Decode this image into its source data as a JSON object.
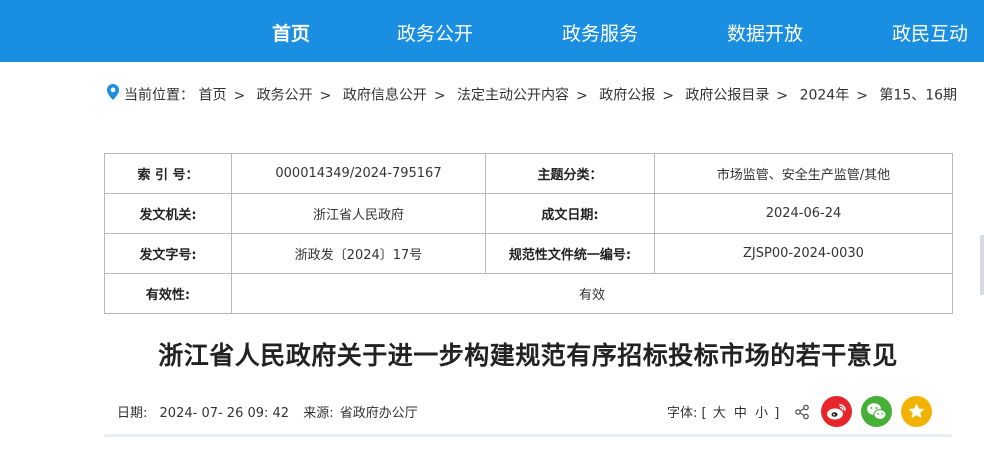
{
  "nav": {
    "items": [
      "首页",
      "政务公开",
      "政务服务",
      "数据开放",
      "政民互动"
    ],
    "active_index": 0,
    "background": "#1a8ee0"
  },
  "breadcrumb": {
    "label": "当前位置：",
    "items": [
      "首页",
      "政务公开",
      "政府信息公开",
      "法定主动公开内容",
      "政府公报",
      "政府公报目录",
      "2024年",
      "第15、16期"
    ],
    "separator": ">"
  },
  "meta": {
    "index_label": "索 引 号：",
    "index_value": "000014349/2024-795167",
    "topic_label": "主题分类：",
    "topic_value": "市场监管、安全生产监管/其他",
    "issuer_label": "发文机关:",
    "issuer_value": "浙江省人民政府",
    "date_label": "成文日期:",
    "date_value": "2024-06-24",
    "docno_label": "发文字号:",
    "docno_value": "浙政发〔2024〕17号",
    "code_label": "规范性文件统一编号:",
    "code_value": "ZJSP00-2024-0030",
    "validity_label": "有效性:",
    "validity_value": "有效"
  },
  "article": {
    "title": "浙江省人民政府关于进一步构建规范有序招标投标市场的若干意见",
    "date_label": "日期:",
    "date_value": "2024- 07- 26 09: 42",
    "source_label": "来源:",
    "source_value": "省政府办公厅"
  },
  "font_size": {
    "label": "字体: [",
    "large": "大",
    "medium": "中",
    "small": "小",
    "close": "]"
  },
  "share": {
    "icons": [
      "share-icon",
      "weibo-icon",
      "wechat-icon",
      "favorite-icon"
    ],
    "colors": {
      "weibo": "#e6262b",
      "wechat": "#45b035",
      "favorite": "#f2b300"
    }
  }
}
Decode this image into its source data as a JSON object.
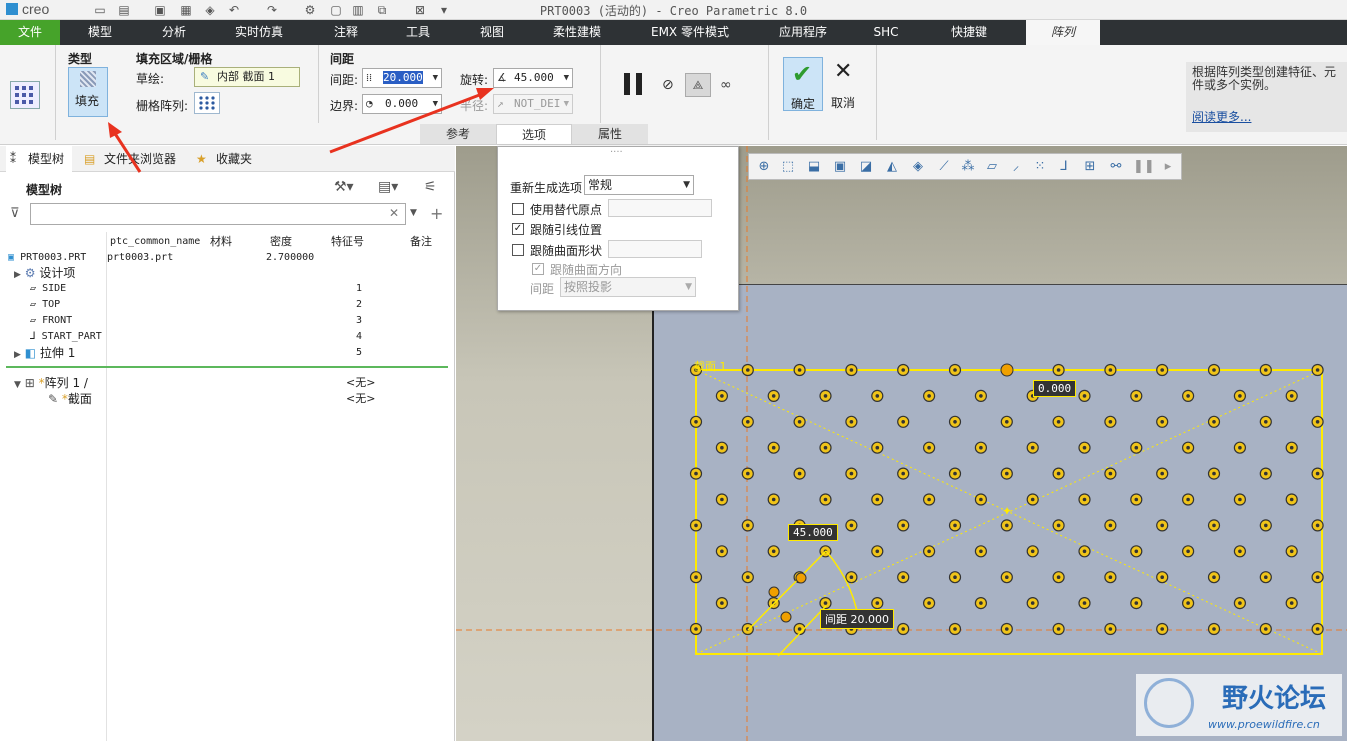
{
  "app": {
    "logo": "creo",
    "window_title": "PRT0003 (活动的) - Creo Parametric 8.0"
  },
  "menu_tabs": [
    "文件",
    "模型",
    "分析",
    "实时仿真",
    "注释",
    "工具",
    "视图",
    "柔性建模",
    "EMX 零件模式",
    "应用程序",
    "SHC",
    "快捷键",
    "阵列"
  ],
  "ribbon": {
    "type_group": {
      "title": "类型",
      "fill_label": "填充"
    },
    "fill_group": {
      "title": "填充区域/栅格",
      "sketch_label": "草绘:",
      "sketch_value": "内部 截面 1",
      "grid_label": "栅格阵列:"
    },
    "spacing_group": {
      "title": "间距",
      "spacing_label": "间距:",
      "spacing_value": "20.000",
      "border_label": "边界:",
      "border_value": "0.000",
      "rotation_label": "旋转:",
      "rotation_value": "45.000",
      "radius_label": "半径:",
      "radius_value": "NOT_DEI"
    },
    "confirm_label": "确定",
    "cancel_label": "取消",
    "subtabs": [
      "参考",
      "选项",
      "属性"
    ],
    "help_text": "根据阵列类型创建特征、元件或多个实例。",
    "help_link": "阅读更多..."
  },
  "options_panel": {
    "regen_label": "重新生成选项",
    "regen_value": "常规",
    "use_alt_origin": "使用替代原点",
    "follow_leader": "跟随引线位置",
    "follow_surface_shape": "跟随曲面形状",
    "follow_surface_dir": "跟随曲面方向",
    "spacing_label": "间距",
    "spacing_value": "按照投影"
  },
  "left_panel": {
    "tabs": [
      "模型树",
      "文件夹浏览器",
      "收藏夹"
    ],
    "title": "模型树",
    "columns": [
      "ptc_common_name",
      "材料",
      "密度",
      "特征号",
      "备注"
    ],
    "rows": [
      {
        "name": "PRT0003.PRT",
        "common": "prt0003.prt",
        "density": "2.700000",
        "fid": ""
      },
      {
        "name": "设计项",
        "common": "",
        "density": "",
        "fid": ""
      },
      {
        "name": "SIDE",
        "common": "",
        "density": "",
        "fid": "1"
      },
      {
        "name": "TOP",
        "common": "",
        "density": "",
        "fid": "2"
      },
      {
        "name": "FRONT",
        "common": "",
        "density": "",
        "fid": "3"
      },
      {
        "name": "START_PART",
        "common": "",
        "density": "",
        "fid": "4"
      },
      {
        "name": "拉伸 1",
        "common": "",
        "density": "",
        "fid": "5"
      }
    ],
    "insert_rows": [
      {
        "name": "阵列 1 /",
        "note": "<无>"
      },
      {
        "name": "截面",
        "note": "<无>"
      }
    ]
  },
  "viewport": {
    "section_label": "截面 1",
    "dim_zero": "0.000",
    "dim_angle": "45.000",
    "dim_spacing": "间距 20.000",
    "watermark_text": "野火论坛",
    "watermark_url": "www.proewildfire.cn"
  },
  "colors": {
    "accent_green": "#46a32a",
    "pattern_yellow": "#ffea00",
    "arrow_red": "#e8321f"
  }
}
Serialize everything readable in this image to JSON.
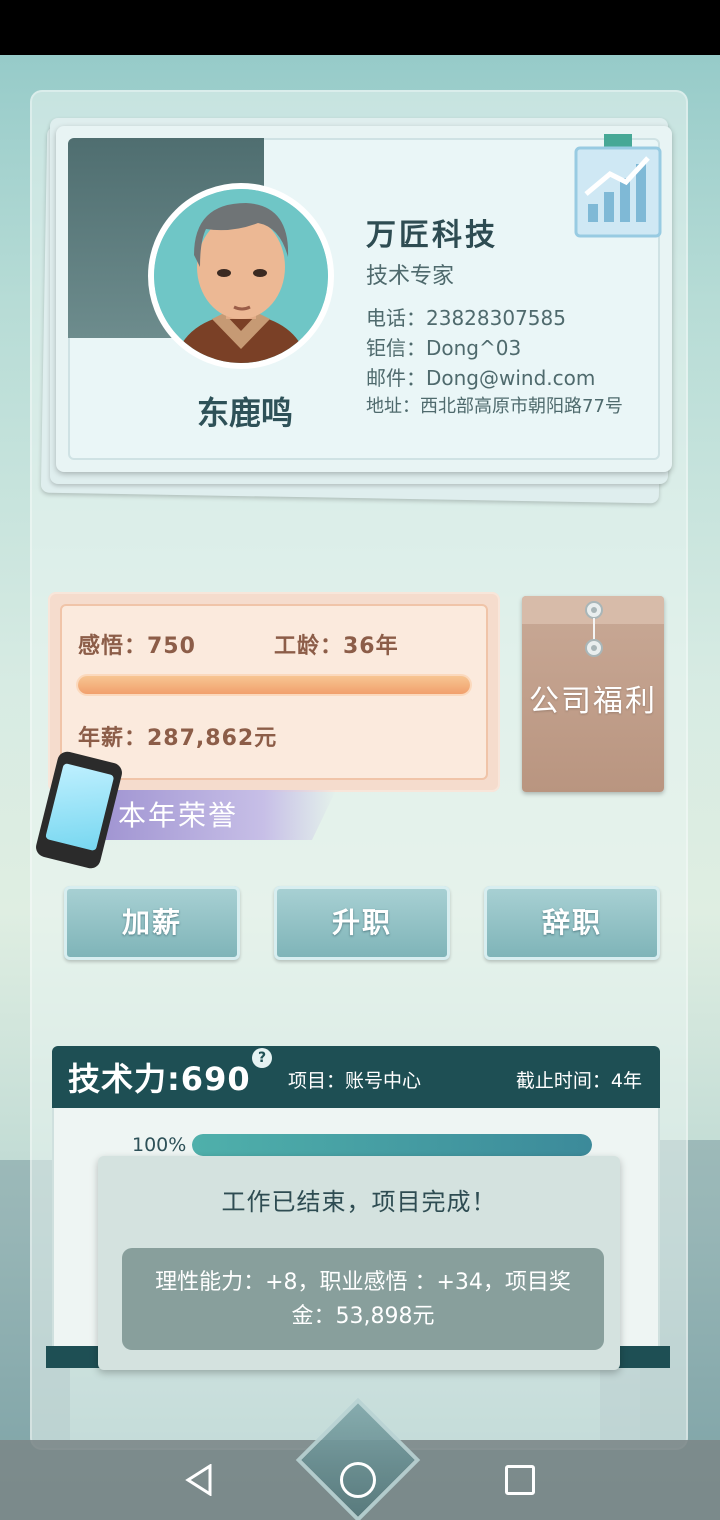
{
  "profile": {
    "name": "东鹿鸣",
    "company": "万匠科技",
    "title": "技术专家",
    "phone": "电话：23828307585",
    "messenger": "钜信：Dong^03",
    "email": "邮件：Dong@wind.com",
    "address": "地址：西北部高原市朝阳路77号"
  },
  "stats": {
    "insight": "感悟：750",
    "seniority": "工龄：36年",
    "salary": "年薪：287,862元",
    "progress": 1.0
  },
  "welfare": {
    "label": "公司福利"
  },
  "honor": {
    "label": "本年荣誉"
  },
  "actions": {
    "raise": "加薪",
    "promote": "升职",
    "resign": "辞职"
  },
  "tech": {
    "title": "技术力:690",
    "help": "?",
    "project": "项目：账号中心",
    "deadline": "截止时间：4年",
    "percent_label": "100%",
    "percent": 1.0
  },
  "popup": {
    "message": "工作已结束，项目完成！",
    "reward": "理性能力：+8，职业感悟 ：+34，项目奖金：53,898元"
  },
  "colors": {
    "header_dark": "#1e4f54",
    "accent_teal": "#4fb0ab",
    "stats_bg": "#fbeadd",
    "salary_bar": "#f1a06d"
  }
}
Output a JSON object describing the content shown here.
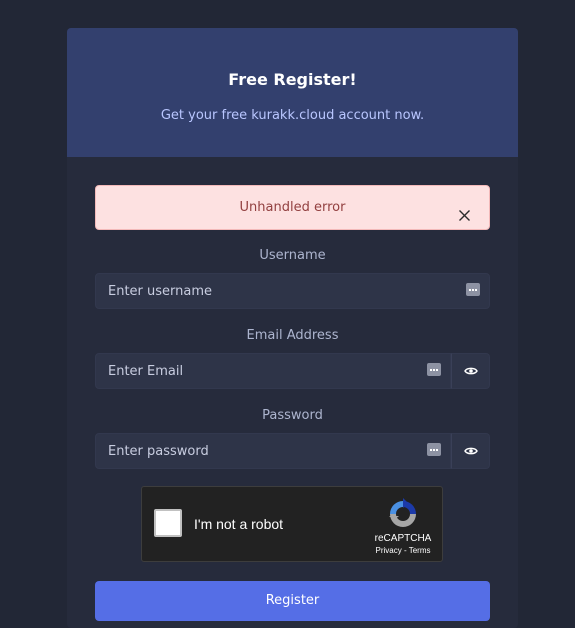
{
  "header": {
    "title": "Free Register!",
    "subtitle": "Get your free kurakk.cloud account now."
  },
  "alert": {
    "message": "Unhandled error",
    "close_icon": "close-icon",
    "color_bg": "#fde1e1",
    "color_text": "#924040"
  },
  "form": {
    "username": {
      "label": "Username",
      "placeholder": "Enter username",
      "value": ""
    },
    "email": {
      "label": "Email Address",
      "placeholder": "Enter Email",
      "value": "",
      "addon_icon": "eye-icon"
    },
    "password": {
      "label": "Password",
      "placeholder": "Enter password",
      "value": "",
      "addon_icon": "eye-icon"
    },
    "autofill_icon": "password-manager-icon"
  },
  "recaptcha": {
    "label": "I'm not a robot",
    "brand": "reCAPTCHA",
    "privacy": "Privacy",
    "separator": " - ",
    "terms": "Terms"
  },
  "register_button": {
    "label": "Register"
  },
  "colors": {
    "page_bg": "#222736",
    "header_bg": "#33406e",
    "card_bg": "#262b3c",
    "input_bg": "#2e3448",
    "accent": "#556ee6"
  }
}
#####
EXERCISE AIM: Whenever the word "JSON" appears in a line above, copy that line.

ANSWER BELOW:
Decode this image into its source data as a JSON object.
Decode this image into its source data as a JSON object.
Serialize everything readable in this image to JSON.
Output a JSON object describing the content shown here.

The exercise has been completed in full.